Staying healthy whilst travelling: don't forget the basics!

by Mark Snelling
Posted on 1st June 2013

Most experienced travellers will understand how important it is to get all the right jabs before departure. Most of us will also make sure we pack the appropriate clothing for the climate we're heading into. And not too many people (we hope) will forget to bring their passport and travel documents with them to the airport.

But once we're up and away, it becomes much, much easier to forget some of the more basic rules of travel health. We'll probably hear someone at some point tell us to eat safely, drink safely and wash our hands, but do we pay attention?

We're keen to get on with our exciting new adventure, and besides, we like to think we're tough and resilient, we've packed the Imodium just in case, so what's the worst that can happen?

The worst - it turns out -- can be pretty bad. A bit of a funny tummy could be just the beginning. Poor hand hygiene and risky eating and drinking can lead to a whole host of illnesses, including typhoid, dysentery, cholera, gardia, amoebas, gastroenteritis and hepatitis E. If you're on a short-term deployment, it could mean you just don't get the job done. On longer assignments, it can mean chronic illness, low-productivity and high levels of stress.

proper motivation can be more than enough to offset a lack of formal training

So let's do a bit of quick revision!

Wash your hands!

Research carried out in 2011 by Queen Mary, University of London and the London School of Hygiene & Tropical Medicine revealed that almost 30 percent of people in the UK had faecal bacteria on their hands. As the BBC website rather bluntly put it: "Poo, it's getting everywhere".

One of the most shocking findings in the study was that 11 percent of hands in the country were so "grossly contaminated", they were carrying as many germs as a dirty toilet bowl. Interestingly, the research also seemed to indicate that we tell ourselves that we wash our hands a lot, when we really don't.
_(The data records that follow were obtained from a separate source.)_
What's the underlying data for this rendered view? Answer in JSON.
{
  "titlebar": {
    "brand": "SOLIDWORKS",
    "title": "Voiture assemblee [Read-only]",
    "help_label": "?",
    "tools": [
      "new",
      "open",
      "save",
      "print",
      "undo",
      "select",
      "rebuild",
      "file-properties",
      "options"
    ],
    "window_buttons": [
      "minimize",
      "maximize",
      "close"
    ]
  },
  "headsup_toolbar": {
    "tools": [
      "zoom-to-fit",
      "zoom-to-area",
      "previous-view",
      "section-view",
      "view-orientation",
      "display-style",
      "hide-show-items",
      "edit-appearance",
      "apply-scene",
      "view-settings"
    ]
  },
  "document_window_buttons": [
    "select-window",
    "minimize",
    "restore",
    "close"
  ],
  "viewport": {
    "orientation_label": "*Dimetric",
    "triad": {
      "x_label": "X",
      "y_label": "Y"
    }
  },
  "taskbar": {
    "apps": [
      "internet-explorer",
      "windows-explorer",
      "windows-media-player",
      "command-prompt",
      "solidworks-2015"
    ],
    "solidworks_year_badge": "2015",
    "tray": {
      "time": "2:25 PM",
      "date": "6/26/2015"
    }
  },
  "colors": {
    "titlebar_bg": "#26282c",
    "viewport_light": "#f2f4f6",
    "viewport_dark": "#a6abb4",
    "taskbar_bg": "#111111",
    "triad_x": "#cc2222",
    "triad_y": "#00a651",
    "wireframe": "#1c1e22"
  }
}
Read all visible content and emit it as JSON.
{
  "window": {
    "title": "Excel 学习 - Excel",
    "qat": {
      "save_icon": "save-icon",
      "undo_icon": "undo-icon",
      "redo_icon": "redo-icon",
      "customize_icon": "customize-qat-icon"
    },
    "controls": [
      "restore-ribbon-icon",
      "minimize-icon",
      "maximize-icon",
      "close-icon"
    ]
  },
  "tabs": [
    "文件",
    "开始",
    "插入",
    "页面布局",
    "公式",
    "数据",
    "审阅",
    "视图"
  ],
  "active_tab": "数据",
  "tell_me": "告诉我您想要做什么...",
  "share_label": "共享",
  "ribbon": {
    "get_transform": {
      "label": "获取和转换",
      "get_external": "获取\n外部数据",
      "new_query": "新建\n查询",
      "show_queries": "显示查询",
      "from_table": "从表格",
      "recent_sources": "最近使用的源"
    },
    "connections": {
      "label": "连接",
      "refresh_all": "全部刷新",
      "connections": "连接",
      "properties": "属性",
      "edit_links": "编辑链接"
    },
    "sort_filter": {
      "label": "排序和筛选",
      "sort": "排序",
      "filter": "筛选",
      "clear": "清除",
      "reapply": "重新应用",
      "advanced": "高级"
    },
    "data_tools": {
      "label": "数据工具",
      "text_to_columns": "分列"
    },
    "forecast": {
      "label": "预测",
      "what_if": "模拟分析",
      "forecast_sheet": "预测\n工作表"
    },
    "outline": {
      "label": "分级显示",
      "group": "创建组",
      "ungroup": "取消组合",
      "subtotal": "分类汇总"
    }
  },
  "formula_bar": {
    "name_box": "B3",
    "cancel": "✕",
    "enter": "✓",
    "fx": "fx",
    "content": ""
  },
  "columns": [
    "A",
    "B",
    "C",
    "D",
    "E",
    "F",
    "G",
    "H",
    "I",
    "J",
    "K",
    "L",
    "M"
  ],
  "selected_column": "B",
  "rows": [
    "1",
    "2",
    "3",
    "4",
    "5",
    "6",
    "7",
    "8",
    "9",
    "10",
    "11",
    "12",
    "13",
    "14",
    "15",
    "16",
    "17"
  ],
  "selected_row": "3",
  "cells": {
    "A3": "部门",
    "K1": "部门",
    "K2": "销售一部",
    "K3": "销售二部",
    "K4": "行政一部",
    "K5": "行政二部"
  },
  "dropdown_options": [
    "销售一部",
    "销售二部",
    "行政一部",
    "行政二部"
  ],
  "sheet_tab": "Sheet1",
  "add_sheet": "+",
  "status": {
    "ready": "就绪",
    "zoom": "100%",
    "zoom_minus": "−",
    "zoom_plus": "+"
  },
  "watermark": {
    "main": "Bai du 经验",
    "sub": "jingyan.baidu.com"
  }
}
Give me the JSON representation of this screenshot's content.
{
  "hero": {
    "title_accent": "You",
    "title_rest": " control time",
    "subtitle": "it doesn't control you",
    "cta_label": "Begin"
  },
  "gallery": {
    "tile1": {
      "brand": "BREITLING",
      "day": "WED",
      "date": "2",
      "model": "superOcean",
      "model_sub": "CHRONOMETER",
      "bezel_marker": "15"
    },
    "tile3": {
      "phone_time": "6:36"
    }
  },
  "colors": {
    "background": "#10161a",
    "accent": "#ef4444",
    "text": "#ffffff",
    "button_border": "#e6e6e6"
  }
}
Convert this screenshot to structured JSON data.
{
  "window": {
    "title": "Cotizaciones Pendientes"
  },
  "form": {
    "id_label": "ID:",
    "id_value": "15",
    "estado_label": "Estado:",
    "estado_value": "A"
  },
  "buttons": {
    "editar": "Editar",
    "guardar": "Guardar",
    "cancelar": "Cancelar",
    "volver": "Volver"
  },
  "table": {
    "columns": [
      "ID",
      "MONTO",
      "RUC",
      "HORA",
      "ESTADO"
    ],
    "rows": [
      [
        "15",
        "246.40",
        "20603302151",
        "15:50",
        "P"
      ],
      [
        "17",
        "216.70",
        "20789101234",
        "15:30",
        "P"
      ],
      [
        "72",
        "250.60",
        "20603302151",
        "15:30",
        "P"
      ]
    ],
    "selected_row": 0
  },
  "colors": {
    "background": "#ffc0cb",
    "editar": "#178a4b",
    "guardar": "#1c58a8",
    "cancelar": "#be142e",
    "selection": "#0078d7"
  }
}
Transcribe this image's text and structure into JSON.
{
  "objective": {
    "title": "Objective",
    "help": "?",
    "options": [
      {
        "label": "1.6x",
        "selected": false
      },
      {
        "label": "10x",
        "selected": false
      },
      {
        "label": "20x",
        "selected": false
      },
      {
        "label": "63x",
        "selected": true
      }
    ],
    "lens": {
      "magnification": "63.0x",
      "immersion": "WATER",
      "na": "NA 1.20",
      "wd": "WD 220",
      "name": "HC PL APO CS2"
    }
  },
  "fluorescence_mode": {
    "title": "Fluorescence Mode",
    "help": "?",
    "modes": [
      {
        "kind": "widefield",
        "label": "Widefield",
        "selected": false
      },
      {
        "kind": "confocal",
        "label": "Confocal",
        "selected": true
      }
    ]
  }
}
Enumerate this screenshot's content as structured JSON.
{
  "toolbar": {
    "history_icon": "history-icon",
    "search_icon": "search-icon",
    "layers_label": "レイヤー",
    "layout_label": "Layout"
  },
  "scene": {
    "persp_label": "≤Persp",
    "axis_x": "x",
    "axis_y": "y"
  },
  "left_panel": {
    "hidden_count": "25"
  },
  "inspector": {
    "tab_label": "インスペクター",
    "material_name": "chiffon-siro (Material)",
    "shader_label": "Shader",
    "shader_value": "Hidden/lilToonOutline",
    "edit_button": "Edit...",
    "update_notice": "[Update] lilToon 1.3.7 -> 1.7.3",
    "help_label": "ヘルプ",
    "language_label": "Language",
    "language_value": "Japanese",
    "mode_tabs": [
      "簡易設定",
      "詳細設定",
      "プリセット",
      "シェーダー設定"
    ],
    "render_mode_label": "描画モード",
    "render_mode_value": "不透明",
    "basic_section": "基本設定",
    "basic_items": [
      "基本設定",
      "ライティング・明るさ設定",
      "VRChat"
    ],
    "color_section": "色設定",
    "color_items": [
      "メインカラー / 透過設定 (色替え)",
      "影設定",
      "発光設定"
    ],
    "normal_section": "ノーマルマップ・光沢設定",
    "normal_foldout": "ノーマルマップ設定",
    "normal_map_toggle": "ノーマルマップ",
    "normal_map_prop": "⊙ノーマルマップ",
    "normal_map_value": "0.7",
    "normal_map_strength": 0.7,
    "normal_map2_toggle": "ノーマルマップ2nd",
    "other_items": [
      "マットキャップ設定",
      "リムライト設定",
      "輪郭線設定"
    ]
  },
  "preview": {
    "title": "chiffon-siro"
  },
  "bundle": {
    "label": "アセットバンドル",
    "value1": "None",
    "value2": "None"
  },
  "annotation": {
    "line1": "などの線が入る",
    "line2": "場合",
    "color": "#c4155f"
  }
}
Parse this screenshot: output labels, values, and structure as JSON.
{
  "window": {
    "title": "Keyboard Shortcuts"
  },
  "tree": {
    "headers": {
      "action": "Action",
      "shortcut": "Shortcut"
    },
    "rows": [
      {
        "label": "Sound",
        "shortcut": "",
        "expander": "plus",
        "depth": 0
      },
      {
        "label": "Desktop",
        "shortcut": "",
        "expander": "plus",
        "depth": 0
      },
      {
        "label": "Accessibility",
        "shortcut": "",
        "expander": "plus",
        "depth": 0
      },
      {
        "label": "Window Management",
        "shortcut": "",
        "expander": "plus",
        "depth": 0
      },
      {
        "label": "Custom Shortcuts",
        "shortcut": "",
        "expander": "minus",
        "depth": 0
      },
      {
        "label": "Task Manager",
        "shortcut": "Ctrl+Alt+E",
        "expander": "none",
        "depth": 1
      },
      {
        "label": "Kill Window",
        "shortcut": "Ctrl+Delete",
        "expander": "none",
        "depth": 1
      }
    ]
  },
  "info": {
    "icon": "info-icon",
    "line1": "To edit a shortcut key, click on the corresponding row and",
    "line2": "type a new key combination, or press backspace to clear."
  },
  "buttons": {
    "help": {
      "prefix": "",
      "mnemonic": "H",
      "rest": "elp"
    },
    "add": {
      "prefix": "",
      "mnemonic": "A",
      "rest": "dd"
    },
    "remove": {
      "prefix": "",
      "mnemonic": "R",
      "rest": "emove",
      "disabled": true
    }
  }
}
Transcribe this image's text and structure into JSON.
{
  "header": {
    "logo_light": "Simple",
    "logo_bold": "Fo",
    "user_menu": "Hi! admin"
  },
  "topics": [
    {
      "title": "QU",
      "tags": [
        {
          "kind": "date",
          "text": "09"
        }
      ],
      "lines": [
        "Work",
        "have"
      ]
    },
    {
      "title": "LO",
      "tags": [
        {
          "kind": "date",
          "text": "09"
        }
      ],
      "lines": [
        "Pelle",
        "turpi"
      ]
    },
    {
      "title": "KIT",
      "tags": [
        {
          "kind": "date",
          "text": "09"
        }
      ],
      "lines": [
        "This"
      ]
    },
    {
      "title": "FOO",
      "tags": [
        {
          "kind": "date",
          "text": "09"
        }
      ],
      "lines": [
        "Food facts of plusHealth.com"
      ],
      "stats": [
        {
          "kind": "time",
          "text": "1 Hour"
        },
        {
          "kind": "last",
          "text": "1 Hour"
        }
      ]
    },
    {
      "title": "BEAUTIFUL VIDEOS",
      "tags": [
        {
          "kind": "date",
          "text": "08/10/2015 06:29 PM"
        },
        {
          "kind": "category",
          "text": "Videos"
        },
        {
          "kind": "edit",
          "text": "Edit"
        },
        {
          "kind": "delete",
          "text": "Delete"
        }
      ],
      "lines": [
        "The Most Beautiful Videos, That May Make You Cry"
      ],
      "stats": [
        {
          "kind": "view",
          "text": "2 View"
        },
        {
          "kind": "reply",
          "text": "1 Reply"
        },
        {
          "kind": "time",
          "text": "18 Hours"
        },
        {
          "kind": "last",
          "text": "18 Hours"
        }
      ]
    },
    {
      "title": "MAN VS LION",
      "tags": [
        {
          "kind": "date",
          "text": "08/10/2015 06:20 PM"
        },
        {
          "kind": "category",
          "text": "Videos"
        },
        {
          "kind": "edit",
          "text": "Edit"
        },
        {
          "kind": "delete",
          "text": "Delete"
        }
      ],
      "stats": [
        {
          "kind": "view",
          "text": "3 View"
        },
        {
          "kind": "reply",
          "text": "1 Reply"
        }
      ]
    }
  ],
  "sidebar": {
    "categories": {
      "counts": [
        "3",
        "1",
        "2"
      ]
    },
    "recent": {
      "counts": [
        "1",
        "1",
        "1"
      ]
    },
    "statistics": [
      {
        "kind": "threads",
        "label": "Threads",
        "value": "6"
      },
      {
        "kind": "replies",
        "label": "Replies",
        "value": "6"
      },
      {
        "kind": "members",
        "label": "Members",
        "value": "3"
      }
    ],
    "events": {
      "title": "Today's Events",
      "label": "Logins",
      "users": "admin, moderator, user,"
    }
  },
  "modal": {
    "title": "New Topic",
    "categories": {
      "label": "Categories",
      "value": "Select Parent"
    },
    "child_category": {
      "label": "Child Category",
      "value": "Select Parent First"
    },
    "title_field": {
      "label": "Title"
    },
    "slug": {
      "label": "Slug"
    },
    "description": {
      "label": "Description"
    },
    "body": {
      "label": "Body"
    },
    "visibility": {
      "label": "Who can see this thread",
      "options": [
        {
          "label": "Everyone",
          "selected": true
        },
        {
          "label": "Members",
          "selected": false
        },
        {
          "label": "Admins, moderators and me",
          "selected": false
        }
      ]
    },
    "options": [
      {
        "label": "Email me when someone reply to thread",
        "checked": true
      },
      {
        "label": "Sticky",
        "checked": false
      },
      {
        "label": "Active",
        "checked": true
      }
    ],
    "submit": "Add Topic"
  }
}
Getting into the habit of good hand hygiene could spare you a whole world of trouble, so remember always to wash your hands after you've been to the bathroom, after you've touched babies or animals or have been shaking hands with a lot of people, and always before you prepare any food. (Make sure your fingernails are trimmed short and you carry some antibacterial gel for when there's no water around.)

When you do wash your hands, sing "Happy Birthday" slowly to yourself. That will ensure you take at least 30 seconds over it. And make sure you do the following:

  1. Wet hands first and apply soap
  2. Rub your hands palm to palm
  3. Rub your hands together palm to the back of the hand
  4. Interlock your fingers and rub hands together
  5. Clasp each thumb with the opposite hand and rotate.

And when you've finished, make sure you dry your hands thoroughly, on a paper towel if possible.

Eat safely!

The simplest rule for eating whilst travelling is "boil it, cook it, peel it, or forget it". The food you buy might look tasty, but it might very well be also serving up a veritable smorgasbord of bacteria. In some parts of the world, fruit and vegetables on a market stall might have been "cleaned" with water from an open sewer. In others, human excrement will have been used as fertiliser.

Cooked food that has been held at room temperature for several hours and served without being reheated can also be a recipe for disaster.

Travelling with your own little stock of healthy snacks could save you if you're feeling hungry and tempted to tuck into that glistening bunch of grapes on the buffet table. It can be awkward if someone is offering you hospitality. If the worse comes to the worst, you might tell your host that you have a weak stomach or have started a fast.

Drink safely!

A common misconception is that contaminated water looks brown or murky. Not true. The dangerous microorganisms that lurk in dirty water are not visible to the human eye and can do you a lot of harm.

If you're in a big city, safe bottled water is usually available, but this may not be the case if you are staying in rural areas or travelling. Avoid fruit juices, which may be diluted with dirty water and stay clear of ice cubes in drinks. Boiling water for at least one whole minute is the most effective method of water purification. You can fill a clean bottle with boiled water and leave to cool for a safe source of water on the move.

This may all be advice that you've heard many times before. Just remember that taking a few small precautions can make the difference between an inspiring, challenging and rewarding time overseas and a protracted period of misery.

Mark Snelling was a counsellor and lead trainer with InterHealth. He has extensive international experience of working with aid workers, missionaries, journalists, police and military personnel. Prior to training as a therapist, Mark worked as an international delegate with the British Red Cross Society, completing a number of short and long-term missions in Africa, Asia-Pacific and the Middle East.